→ **GIVEN INFORMATION**:
####################

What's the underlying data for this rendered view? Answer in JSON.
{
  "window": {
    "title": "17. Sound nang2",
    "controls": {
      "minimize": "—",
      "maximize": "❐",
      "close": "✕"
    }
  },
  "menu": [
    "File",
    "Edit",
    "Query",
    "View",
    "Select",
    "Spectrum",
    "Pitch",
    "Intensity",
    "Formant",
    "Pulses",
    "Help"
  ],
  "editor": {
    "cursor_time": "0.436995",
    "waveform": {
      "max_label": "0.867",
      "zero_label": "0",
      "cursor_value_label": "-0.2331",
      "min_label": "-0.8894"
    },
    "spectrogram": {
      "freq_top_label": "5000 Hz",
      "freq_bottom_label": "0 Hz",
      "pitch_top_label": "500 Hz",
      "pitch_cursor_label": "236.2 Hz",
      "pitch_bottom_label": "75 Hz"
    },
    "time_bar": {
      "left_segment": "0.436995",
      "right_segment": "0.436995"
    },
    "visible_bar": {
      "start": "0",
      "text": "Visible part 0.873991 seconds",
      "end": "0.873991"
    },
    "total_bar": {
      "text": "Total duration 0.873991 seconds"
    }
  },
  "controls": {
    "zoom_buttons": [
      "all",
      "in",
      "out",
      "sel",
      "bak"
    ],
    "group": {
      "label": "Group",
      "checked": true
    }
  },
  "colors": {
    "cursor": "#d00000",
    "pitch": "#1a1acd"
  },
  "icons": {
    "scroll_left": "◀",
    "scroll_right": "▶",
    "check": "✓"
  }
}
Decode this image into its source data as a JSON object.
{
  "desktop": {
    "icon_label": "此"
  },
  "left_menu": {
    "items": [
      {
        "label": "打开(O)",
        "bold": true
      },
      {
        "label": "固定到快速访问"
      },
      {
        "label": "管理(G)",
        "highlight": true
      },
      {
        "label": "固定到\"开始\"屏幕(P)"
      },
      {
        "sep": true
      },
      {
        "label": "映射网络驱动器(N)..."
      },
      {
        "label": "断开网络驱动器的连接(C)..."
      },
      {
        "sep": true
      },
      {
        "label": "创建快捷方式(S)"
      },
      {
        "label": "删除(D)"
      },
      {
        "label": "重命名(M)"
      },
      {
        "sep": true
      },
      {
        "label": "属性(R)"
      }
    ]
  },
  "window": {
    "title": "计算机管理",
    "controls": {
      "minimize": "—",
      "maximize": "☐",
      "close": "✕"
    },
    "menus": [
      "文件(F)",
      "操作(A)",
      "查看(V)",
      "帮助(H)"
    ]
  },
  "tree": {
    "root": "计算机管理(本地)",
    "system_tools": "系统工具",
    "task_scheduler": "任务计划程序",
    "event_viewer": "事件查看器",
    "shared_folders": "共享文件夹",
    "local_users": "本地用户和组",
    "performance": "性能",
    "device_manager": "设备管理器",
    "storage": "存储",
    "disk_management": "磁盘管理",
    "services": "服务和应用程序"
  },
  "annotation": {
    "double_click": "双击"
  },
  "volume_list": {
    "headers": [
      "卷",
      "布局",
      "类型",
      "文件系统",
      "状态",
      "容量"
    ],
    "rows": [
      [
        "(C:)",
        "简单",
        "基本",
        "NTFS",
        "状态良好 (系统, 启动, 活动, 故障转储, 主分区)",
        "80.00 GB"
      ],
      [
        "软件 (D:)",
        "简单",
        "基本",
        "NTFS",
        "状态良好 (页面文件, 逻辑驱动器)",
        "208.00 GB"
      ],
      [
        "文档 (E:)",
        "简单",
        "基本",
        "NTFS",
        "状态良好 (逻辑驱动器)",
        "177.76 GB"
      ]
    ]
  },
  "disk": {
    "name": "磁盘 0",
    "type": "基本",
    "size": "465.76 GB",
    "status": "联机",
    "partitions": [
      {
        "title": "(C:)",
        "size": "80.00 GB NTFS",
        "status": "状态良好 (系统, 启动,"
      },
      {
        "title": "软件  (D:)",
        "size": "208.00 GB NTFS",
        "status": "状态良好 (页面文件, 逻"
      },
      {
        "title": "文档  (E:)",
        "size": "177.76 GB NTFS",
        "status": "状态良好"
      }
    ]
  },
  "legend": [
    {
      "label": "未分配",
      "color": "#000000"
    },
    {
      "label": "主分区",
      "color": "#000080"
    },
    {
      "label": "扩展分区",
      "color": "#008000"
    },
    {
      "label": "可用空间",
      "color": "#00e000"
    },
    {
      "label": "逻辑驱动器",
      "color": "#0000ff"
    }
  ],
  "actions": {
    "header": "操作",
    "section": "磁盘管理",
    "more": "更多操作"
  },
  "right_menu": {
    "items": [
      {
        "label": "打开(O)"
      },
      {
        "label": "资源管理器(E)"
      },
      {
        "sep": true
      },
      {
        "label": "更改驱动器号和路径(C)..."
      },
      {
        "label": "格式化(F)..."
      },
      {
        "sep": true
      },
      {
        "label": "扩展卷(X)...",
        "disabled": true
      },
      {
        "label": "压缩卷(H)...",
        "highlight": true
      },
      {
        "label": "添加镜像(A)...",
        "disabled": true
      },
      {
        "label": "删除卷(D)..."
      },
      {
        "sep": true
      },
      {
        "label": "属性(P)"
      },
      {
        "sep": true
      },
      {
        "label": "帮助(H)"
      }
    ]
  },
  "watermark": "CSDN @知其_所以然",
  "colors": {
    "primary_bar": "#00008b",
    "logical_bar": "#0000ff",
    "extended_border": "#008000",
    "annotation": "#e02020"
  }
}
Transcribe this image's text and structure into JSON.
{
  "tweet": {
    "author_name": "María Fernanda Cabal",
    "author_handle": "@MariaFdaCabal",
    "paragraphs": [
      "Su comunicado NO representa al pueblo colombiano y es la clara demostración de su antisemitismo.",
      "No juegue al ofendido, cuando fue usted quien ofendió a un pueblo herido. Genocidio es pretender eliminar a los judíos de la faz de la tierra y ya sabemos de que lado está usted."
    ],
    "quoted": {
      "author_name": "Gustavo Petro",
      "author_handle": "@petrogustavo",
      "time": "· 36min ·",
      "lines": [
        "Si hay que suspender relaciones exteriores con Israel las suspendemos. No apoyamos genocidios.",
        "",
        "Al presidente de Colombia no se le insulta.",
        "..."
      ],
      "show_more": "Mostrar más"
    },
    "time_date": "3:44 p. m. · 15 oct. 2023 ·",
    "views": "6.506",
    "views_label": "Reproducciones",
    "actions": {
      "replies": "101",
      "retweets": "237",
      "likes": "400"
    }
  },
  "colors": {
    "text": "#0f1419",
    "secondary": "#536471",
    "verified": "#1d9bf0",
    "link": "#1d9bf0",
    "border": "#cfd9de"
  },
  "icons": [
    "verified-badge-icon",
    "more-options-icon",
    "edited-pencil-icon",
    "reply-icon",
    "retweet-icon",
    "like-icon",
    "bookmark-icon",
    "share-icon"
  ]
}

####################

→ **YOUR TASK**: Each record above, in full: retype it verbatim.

→ **EXERCISE RESPONSE**:
What's the underlying data for this rendered view? Answer in JSON.
{
  "window": {
    "title": "17. Sound nang2",
    "controls": {
      "minimize": "—",
      "maximize": "❐",
      "close": "✕"
    }
  },
  "menu": [
    "File",
    "Edit",
    "Query",
    "View",
    "Select",
    "Spectrum",
    "Pitch",
    "Intensity",
    "Formant",
    "Pulses",
    "Help"
  ],
  "editor": {
    "cursor_time": "0.436995",
    "waveform": {
      "max_label": "0.867",
      "zero_label": "0",
      "cursor_value_label": "-0.2331",
      "min_label": "-0.8894"
    },
    "spectrogram": {
      "freq_top_label": "5000 Hz",
      "freq_bottom_label": "0 Hz",
      "pitch_top_label": "500 Hz",
      "pitch_cursor_label": "236.2 Hz",
      "pitch_bottom_label": "75 Hz"
    },
    "time_bar": {
      "left_segment": "0.436995",
      "right_segment": "0.436995"
    },
    "visible_bar": {
      "start": "0",
      "text": "Visible part 0.873991 seconds",
      "end": "0.873991"
    },
    "total_bar": {
      "text": "Total duration 0.873991 seconds"
    }
  },
  "controls": {
    "zoom_buttons": [
      "all",
      "in",
      "out",
      "sel",
      "bak"
    ],
    "group": {
      "label": "Group",
      "checked": true
    }
  },
  "colors": {
    "cursor": "#d00000",
    "pitch": "#1a1acd"
  },
  "icons": {
    "scroll_left": "◀",
    "scroll_right": "▶",
    "check": "✓"
  }
}
Decode this image into its source data as a JSON object.
{
  "desktop": {
    "icon_label": "此"
  },
  "left_menu": {
    "items": [
      {
        "label": "打开(O)",
        "bold": true
      },
      {
        "label": "固定到快速访问"
      },
      {
        "label": "管理(G)",
        "highlight": true
      },
      {
        "label": "固定到\"开始\"屏幕(P)"
      },
      {
        "sep": true
      },
      {
        "label": "映射网络驱动器(N)..."
      },
      {
        "label": "断开网络驱动器的连接(C)..."
      },
      {
        "sep": true
      },
      {
        "label": "创建快捷方式(S)"
      },
      {
        "label": "删除(D)"
      },
      {
        "label": "重命名(M)"
      },
      {
        "sep": true
      },
      {
        "label": "属性(R)"
      }
    ]
  },
  "window": {
    "title": "计算机管理",
    "controls": {
      "minimize": "—",
      "maximize": "☐",
      "close": "✕"
    },
    "menus": [
      "文件(F)",
      "操作(A)",
      "查看(V)",
      "帮助(H)"
    ]
  },
  "tree": {
    "root": "计算机管理(本地)",
    "system_tools": "系统工具",
    "task_scheduler": "任务计划程序",
    "event_viewer": "事件查看器",
    "shared_folders": "共享文件夹",
    "local_users": "本地用户和组",
    "performance": "性能",
    "device_manager": "设备管理器",
    "storage": "存储",
    "disk_management": "磁盘管理",
    "services": "服务和应用程序"
  },
  "annotation": {
    "double_click": "双击"
  },
  "volume_list": {
    "headers": [
      "卷",
      "布局",
      "类型",
      "文件系统",
      "状态",
      "容量"
    ],
    "rows": [
      [
        "(C:)",
        "简单",
        "基本",
        "NTFS",
        "状态良好 (系统, 启动, 活动, 故障转储, 主分区)",
        "80.00 GB"
      ],
      [
        "软件 (D:)",
        "简单",
        "基本",
        "NTFS",
        "状态良好 (页面文件, 逻辑驱动器)",
        "208.00 GB"
      ],
      [
        "文档 (E:)",
        "简单",
        "基本",
        "NTFS",
        "状态良好 (逻辑驱动器)",
        "177.76 GB"
      ]
    ]
  },
  "disk": {
    "name": "磁盘 0",
    "type": "基本",
    "size": "465.76 GB",
    "status": "联机",
    "partitions": [
      {
        "title": "(C:)",
        "size": "80.00 GB NTFS",
        "status": "状态良好 (系统, 启动,"
      },
      {
        "title": "软件  (D:)",
        "size": "208.00 GB NTFS",
        "status": "状态良好 (页面文件, 逻"
      },
      {
        "title": "文档  (E:)",
        "size": "177.76 GB NTFS",
        "status": "状态良好"
      }
    ]
  },
  "legend": [
    {
      "label": "未分配",
      "color": "#000000"
    },
    {
      "label": "主分区",
      "color": "#000080"
    },
    {
      "label": "扩展分区",
      "color": "#008000"
    },
    {
      "label": "可用空间",
      "color": "#00e000"
    },
    {
      "label": "逻辑驱动器",
      "color": "#0000ff"
    }
  ],
  "actions": {
    "header": "操作",
    "section": "磁盘管理",
    "more": "更多操作"
  },
  "right_menu": {
    "items": [
      {
        "label": "打开(O)"
      },
      {
        "label": "资源管理器(E)"
      },
      {
        "sep": true
      },
      {
        "label": "更改驱动器号和路径(C)..."
      },
      {
        "label": "格式化(F)..."
      },
      {
        "sep": true
      },
      {
        "label": "扩展卷(X)...",
        "disabled": true
      },
      {
        "label": "压缩卷(H)...",
        "highlight": true
      },
      {
        "label": "添加镜像(A)...",
        "disabled": true
      },
      {
        "label": "删除卷(D)..."
      },
      {
        "sep": true
      },
      {
        "label": "属性(P)"
      },
      {
        "sep": true
      },
      {
        "label": "帮助(H)"
      }
    ]
  },
  "watermark": "CSDN @知其_所以然",
  "colors": {
    "primary_bar": "#00008b",
    "logical_bar": "#0000ff",
    "extended_border": "#008000",
    "annotation": "#e02020"
  }
}
Transcribe this image's text and structure into JSON.
{
  "tweet": {
    "author_name": "María Fernanda Cabal",
    "author_handle": "@MariaFdaCabal",
    "paragraphs": [
      "Su comunicado NO representa al pueblo colombiano y es la clara demostración de su antisemitismo.",
      "No juegue al ofendido, cuando fue usted quien ofendió a un pueblo herido. Genocidio es pretender eliminar a los judíos de la faz de la tierra y ya sabemos de que lado está usted."
    ],
    "quoted": {
      "author_name": "Gustavo Petro",
      "author_handle": "@petrogustavo",
      "time": "· 36min ·",
      "lines": [
        "Si hay que suspender relaciones exteriores con Israel las suspendemos. No apoyamos genocidios.",
        "",
        "Al presidente de Colombia no se le insulta.",
        "..."
      ],
      "show_more": "Mostrar más"
    },
    "time_date": "3:44 p. m. · 15 oct. 2023 ·",
    "views": "6.506",
    "views_label": "Reproducciones",
    "actions": {
      "replies": "101",
      "retweets": "237",
      "likes": "400"
    }
  },
  "colors": {
    "text": "#0f1419",
    "secondary": "#536471",
    "verified": "#1d9bf0",
    "link": "#1d9bf0",
    "border": "#cfd9de"
  },
  "icons": [
    "verified-badge-icon",
    "more-options-icon",
    "edited-pencil-icon",
    "reply-icon",
    "retweet-icon",
    "like-icon",
    "bookmark-icon",
    "share-icon"
  ]
}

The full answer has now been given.